[Start of Attachment]

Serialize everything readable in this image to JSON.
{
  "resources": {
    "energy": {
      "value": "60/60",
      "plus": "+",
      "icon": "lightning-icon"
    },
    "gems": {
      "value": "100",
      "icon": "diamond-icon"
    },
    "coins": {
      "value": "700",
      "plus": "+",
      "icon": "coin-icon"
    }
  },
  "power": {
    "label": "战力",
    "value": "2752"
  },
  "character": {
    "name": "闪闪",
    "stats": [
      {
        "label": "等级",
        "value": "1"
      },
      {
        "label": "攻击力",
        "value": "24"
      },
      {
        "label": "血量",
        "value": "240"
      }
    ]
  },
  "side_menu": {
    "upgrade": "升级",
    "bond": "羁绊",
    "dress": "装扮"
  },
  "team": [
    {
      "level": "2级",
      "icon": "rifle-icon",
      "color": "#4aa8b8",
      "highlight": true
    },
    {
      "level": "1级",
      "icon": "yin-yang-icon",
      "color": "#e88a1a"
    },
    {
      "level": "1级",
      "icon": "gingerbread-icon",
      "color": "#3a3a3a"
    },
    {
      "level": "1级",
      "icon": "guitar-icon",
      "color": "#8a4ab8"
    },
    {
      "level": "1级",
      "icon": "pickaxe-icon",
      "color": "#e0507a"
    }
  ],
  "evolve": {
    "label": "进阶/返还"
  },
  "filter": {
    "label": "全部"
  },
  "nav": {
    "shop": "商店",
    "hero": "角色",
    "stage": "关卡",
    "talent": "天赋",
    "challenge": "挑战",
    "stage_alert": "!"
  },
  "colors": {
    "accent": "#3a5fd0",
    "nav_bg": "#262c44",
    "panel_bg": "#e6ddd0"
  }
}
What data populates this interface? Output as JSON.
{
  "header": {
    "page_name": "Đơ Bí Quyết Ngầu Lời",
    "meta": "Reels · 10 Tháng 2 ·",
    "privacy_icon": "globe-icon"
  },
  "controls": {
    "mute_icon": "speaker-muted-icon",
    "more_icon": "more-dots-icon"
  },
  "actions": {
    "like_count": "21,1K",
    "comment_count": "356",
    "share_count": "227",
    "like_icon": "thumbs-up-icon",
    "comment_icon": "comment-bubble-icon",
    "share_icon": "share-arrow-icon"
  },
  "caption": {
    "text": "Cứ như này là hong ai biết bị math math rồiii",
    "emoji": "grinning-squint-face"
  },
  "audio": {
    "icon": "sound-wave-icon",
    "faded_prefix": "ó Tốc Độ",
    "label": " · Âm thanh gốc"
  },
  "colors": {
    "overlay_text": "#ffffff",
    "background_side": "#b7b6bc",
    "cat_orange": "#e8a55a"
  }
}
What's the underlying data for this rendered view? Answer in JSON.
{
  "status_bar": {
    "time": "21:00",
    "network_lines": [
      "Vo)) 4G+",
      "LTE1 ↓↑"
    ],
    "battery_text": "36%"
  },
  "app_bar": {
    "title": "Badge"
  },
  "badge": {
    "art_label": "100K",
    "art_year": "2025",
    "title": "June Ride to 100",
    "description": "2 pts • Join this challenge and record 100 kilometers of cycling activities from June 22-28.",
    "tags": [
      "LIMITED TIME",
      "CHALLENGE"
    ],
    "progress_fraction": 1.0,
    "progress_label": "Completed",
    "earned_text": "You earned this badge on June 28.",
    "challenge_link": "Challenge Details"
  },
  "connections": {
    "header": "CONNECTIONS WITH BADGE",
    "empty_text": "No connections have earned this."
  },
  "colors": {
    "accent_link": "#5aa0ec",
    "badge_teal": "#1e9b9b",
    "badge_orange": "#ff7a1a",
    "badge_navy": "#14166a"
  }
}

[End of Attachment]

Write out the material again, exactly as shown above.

Serialize everything readable in this image to JSON.
{
  "resources": {
    "energy": {
      "value": "60/60",
      "plus": "+",
      "icon": "lightning-icon"
    },
    "gems": {
      "value": "100",
      "icon": "diamond-icon"
    },
    "coins": {
      "value": "700",
      "plus": "+",
      "icon": "coin-icon"
    }
  },
  "power": {
    "label": "战力",
    "value": "2752"
  },
  "character": {
    "name": "闪闪",
    "stats": [
      {
        "label": "等级",
        "value": "1"
      },
      {
        "label": "攻击力",
        "value": "24"
      },
      {
        "label": "血量",
        "value": "240"
      }
    ]
  },
  "side_menu": {
    "upgrade": "升级",
    "bond": "羁绊",
    "dress": "装扮"
  },
  "team": [
    {
      "level": "2级",
      "icon": "rifle-icon",
      "color": "#4aa8b8",
      "highlight": true
    },
    {
      "level": "1级",
      "icon": "yin-yang-icon",
      "color": "#e88a1a"
    },
    {
      "level": "1级",
      "icon": "gingerbread-icon",
      "color": "#3a3a3a"
    },
    {
      "level": "1级",
      "icon": "guitar-icon",
      "color": "#8a4ab8"
    },
    {
      "level": "1级",
      "icon": "pickaxe-icon",
      "color": "#e0507a"
    }
  ],
  "evolve": {
    "label": "进阶/返还"
  },
  "filter": {
    "label": "全部"
  },
  "nav": {
    "shop": "商店",
    "hero": "角色",
    "stage": "关卡",
    "talent": "天赋",
    "challenge": "挑战",
    "stage_alert": "!"
  },
  "colors": {
    "accent": "#3a5fd0",
    "nav_bg": "#262c44",
    "panel_bg": "#e6ddd0"
  }
}
What data populates this interface? Output as JSON.
{
  "header": {
    "page_name": "Đơ Bí Quyết Ngầu Lời",
    "meta": "Reels · 10 Tháng 2 ·",
    "privacy_icon": "globe-icon"
  },
  "controls": {
    "mute_icon": "speaker-muted-icon",
    "more_icon": "more-dots-icon"
  },
  "actions": {
    "like_count": "21,1K",
    "comment_count": "356",
    "share_count": "227",
    "like_icon": "thumbs-up-icon",
    "comment_icon": "comment-bubble-icon",
    "share_icon": "share-arrow-icon"
  },
  "caption": {
    "text": "Cứ như này là hong ai biết bị math math rồiii",
    "emoji": "grinning-squint-face"
  },
  "audio": {
    "icon": "sound-wave-icon",
    "faded_prefix": "ó Tốc Độ",
    "label": " · Âm thanh gốc"
  },
  "colors": {
    "overlay_text": "#ffffff",
    "background_side": "#b7b6bc",
    "cat_orange": "#e8a55a"
  }
}
What's the underlying data for this rendered view? Answer in JSON.
{
  "status_bar": {
    "time": "21:00",
    "network_lines": [
      "Vo)) 4G+",
      "LTE1 ↓↑"
    ],
    "battery_text": "36%"
  },
  "app_bar": {
    "title": "Badge"
  },
  "badge": {
    "art_label": "100K",
    "art_year": "2025",
    "title": "June Ride to 100",
    "description": "2 pts • Join this challenge and record 100 kilometers of cycling activities from June 22-28.",
    "tags": [
      "LIMITED TIME",
      "CHALLENGE"
    ],
    "progress_fraction": 1.0,
    "progress_label": "Completed",
    "earned_text": "You earned this badge on June 28.",
    "challenge_link": "Challenge Details"
  },
  "connections": {
    "header": "CONNECTIONS WITH BADGE",
    "empty_text": "No connections have earned this."
  },
  "colors": {
    "accent_link": "#5aa0ec",
    "badge_teal": "#1e9b9b",
    "badge_orange": "#ff7a1a",
    "badge_navy": "#14166a"
  }
}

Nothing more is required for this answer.